The personal details of more than 538 million users of Chinese social network Weibo are currently available for sale online, according to ads seen by ZDNet and corroborating reports from Chinese media.
In ads posted on the dark web and other places, a hacker claims to have breached Weibo in mid-2019 and obtained a dump of the company's user database.
The database allegedly contains the details for 538 million Weibo users. Personal details include the likes of real names, site usernames, gender, location, and -- for 172 million users -- phone numbers.
Passwords were not included, which explains why the hacker is selling the Weibo data for only ¥1,799 ($250).
A Weibo spokesperson did not return a request for comment from ZDNet before this article publication, but the company provided statements to Chinese media on the matter.
However, Weibo's response has been confusing.
In a statement sent to Chinese site 36kr and many others, the company claims the phone numbers were obtained at the end of 2018 when its engineers observed a series of user accounts uploading large batches of contacts in an attempt to match accounts with their respective phone numbers.
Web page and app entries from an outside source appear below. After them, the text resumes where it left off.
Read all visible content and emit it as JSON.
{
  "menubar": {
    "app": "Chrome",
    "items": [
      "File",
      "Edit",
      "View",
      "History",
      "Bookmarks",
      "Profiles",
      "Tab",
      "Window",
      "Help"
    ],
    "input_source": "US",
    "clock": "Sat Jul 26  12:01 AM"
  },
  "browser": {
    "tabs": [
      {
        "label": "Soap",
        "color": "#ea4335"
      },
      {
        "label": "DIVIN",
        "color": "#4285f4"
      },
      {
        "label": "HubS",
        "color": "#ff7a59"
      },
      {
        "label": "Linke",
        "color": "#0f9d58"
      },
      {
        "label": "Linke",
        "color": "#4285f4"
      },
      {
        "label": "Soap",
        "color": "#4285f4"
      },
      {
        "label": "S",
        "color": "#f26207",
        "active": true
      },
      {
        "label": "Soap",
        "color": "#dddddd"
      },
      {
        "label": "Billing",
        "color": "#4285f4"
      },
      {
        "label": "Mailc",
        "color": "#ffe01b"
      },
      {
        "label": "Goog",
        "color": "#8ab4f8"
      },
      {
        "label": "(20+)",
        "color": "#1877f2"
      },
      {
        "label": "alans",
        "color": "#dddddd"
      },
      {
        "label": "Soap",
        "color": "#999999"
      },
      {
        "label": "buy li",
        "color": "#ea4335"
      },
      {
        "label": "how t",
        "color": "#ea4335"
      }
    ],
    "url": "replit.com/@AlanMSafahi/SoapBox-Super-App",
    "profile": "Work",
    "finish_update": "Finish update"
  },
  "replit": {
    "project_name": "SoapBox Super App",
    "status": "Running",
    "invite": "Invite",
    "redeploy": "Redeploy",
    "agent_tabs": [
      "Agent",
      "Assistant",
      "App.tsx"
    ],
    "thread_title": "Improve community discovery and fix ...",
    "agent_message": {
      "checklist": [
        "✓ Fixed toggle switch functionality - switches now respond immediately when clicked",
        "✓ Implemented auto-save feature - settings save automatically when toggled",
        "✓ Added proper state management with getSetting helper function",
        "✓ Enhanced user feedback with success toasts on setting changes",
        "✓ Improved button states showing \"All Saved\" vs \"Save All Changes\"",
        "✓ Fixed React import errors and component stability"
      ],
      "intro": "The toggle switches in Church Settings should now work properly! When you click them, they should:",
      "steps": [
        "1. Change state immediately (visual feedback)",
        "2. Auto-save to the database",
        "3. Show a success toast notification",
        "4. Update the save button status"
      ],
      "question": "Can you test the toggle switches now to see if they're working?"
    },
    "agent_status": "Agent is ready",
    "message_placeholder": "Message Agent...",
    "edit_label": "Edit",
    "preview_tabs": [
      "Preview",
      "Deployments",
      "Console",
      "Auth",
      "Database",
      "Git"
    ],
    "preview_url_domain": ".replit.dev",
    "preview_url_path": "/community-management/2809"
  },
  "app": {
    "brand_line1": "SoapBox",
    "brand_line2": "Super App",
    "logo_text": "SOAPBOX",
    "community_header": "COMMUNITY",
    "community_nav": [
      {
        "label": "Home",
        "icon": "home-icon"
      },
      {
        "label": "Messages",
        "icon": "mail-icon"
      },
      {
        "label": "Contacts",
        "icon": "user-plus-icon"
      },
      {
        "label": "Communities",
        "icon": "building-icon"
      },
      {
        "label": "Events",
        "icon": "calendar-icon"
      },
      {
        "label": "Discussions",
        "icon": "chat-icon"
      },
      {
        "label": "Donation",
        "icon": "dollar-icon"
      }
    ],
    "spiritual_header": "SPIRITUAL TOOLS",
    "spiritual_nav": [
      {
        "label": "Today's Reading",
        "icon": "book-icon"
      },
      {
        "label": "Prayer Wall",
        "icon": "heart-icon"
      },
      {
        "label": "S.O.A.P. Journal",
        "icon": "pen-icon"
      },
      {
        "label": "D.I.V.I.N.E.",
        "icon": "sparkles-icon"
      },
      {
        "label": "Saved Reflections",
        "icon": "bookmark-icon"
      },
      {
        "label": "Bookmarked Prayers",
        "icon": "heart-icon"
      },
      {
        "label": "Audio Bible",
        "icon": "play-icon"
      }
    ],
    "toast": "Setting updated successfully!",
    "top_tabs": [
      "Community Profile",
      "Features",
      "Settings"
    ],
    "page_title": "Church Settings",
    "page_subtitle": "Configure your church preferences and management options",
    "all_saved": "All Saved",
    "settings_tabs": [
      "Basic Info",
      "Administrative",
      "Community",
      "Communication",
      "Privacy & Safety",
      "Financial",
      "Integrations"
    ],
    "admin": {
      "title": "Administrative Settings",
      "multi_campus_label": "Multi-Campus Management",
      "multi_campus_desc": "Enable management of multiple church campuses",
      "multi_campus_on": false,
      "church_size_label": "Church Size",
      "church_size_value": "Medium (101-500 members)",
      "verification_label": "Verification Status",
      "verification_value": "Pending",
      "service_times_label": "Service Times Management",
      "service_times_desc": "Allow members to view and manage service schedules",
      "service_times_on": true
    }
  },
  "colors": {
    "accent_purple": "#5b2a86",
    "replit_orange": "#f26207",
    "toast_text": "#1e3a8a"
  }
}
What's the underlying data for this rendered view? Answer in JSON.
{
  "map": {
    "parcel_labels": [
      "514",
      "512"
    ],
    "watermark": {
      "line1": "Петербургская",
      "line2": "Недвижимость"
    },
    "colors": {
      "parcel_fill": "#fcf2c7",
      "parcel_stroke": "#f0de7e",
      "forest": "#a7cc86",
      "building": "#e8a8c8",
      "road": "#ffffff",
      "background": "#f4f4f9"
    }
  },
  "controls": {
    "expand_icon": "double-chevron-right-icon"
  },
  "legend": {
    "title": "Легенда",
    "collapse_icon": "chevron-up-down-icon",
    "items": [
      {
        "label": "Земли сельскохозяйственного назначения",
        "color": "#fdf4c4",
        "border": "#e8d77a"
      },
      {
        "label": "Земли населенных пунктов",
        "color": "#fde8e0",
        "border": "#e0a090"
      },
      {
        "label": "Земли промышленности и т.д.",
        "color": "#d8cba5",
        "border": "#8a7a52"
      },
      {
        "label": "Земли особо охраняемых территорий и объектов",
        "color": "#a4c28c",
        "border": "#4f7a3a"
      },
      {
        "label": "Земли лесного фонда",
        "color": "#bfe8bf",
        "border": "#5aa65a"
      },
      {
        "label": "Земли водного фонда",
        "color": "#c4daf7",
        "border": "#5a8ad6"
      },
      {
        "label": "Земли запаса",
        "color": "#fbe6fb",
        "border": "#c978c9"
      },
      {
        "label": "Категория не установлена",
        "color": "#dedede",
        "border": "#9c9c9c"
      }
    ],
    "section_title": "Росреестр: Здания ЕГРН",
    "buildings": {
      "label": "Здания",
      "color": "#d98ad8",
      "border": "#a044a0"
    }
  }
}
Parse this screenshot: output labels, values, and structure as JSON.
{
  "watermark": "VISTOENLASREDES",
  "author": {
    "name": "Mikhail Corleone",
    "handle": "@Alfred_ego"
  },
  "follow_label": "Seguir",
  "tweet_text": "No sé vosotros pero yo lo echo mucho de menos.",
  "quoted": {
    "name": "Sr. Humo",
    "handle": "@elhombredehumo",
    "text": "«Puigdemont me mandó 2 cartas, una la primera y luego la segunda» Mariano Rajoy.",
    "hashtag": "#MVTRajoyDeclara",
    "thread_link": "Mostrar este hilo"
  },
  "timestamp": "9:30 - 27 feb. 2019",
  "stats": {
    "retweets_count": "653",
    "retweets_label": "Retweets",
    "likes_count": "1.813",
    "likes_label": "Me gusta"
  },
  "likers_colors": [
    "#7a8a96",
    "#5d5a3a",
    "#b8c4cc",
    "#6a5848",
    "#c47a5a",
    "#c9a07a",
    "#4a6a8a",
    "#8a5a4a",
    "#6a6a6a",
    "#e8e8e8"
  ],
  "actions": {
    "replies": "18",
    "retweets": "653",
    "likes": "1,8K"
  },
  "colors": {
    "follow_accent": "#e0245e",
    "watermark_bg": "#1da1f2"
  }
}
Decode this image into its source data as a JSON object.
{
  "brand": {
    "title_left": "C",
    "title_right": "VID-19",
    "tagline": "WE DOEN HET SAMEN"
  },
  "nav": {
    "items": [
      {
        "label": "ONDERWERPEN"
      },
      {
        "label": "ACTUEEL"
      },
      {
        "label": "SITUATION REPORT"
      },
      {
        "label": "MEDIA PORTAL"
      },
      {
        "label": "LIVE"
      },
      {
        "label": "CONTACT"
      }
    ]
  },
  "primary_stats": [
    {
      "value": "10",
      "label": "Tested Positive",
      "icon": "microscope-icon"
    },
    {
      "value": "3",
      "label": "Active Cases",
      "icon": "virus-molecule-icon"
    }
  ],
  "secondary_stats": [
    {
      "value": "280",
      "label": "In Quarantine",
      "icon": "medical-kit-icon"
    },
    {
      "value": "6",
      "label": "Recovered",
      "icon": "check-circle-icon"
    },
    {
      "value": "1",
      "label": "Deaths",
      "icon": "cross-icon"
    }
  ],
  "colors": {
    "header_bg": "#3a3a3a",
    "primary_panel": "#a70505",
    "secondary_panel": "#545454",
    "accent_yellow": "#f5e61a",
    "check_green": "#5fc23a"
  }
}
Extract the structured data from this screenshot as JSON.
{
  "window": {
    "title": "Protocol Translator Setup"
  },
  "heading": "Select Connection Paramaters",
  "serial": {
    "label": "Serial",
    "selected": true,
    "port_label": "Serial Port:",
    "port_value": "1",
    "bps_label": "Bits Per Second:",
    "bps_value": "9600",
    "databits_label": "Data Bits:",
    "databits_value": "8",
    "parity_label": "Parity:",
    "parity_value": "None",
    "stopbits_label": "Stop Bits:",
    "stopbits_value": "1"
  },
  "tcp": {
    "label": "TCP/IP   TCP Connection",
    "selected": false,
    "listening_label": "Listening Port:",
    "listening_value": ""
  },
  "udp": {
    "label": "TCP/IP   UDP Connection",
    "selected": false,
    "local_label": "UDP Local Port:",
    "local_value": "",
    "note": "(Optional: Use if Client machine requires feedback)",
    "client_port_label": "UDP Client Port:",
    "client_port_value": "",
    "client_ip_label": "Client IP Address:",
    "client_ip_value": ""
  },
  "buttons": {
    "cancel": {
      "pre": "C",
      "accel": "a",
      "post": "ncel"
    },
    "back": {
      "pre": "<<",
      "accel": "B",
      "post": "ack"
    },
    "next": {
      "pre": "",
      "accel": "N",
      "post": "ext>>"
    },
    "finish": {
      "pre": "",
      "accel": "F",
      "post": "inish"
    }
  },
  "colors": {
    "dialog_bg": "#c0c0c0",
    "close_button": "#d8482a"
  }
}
In a separate statement posted on its own Weibo profile, the company said it doesn't store passwords in plaintext and that users should have nothing to worry about.
However, several Chinese security experts were quick to point out technical irregularities with the company's response. First, the hacker's ad contained indicators that the data came from an SQL database dump, which did not match the company's explanation that the data was obtained by matching contacts against its API.
Second, the company's statement also doesn't explain how the hacker obtained other details like gender and location, information that is not public, nor returned by the API when matching contacts.
Speculation has been rampant on Chinese social media about where the data originated and how the attacker got their hands on it. The theory of a password spray or credential stuffing attack was quickly dismissed when security researchers realized the attacker wasn't selling passwords.
The hacker, which in some ads went by the name of "@weibo," also provided samples of the data, which Weibo users confirmed to be accurate.
Weibo said it notified authorities about the incident and that police is investigating.
Due to its near totalitarian control over the internet, Chinese police have been able to track most local hackers with relative ease. In the summer of 2018, another hacker put up for sale the details of millions of hotel guests that stayed at properties from the Huazhu Hotels Group. Chinese police arrested the hacker three weeks later, despite the data being sold on the dark web.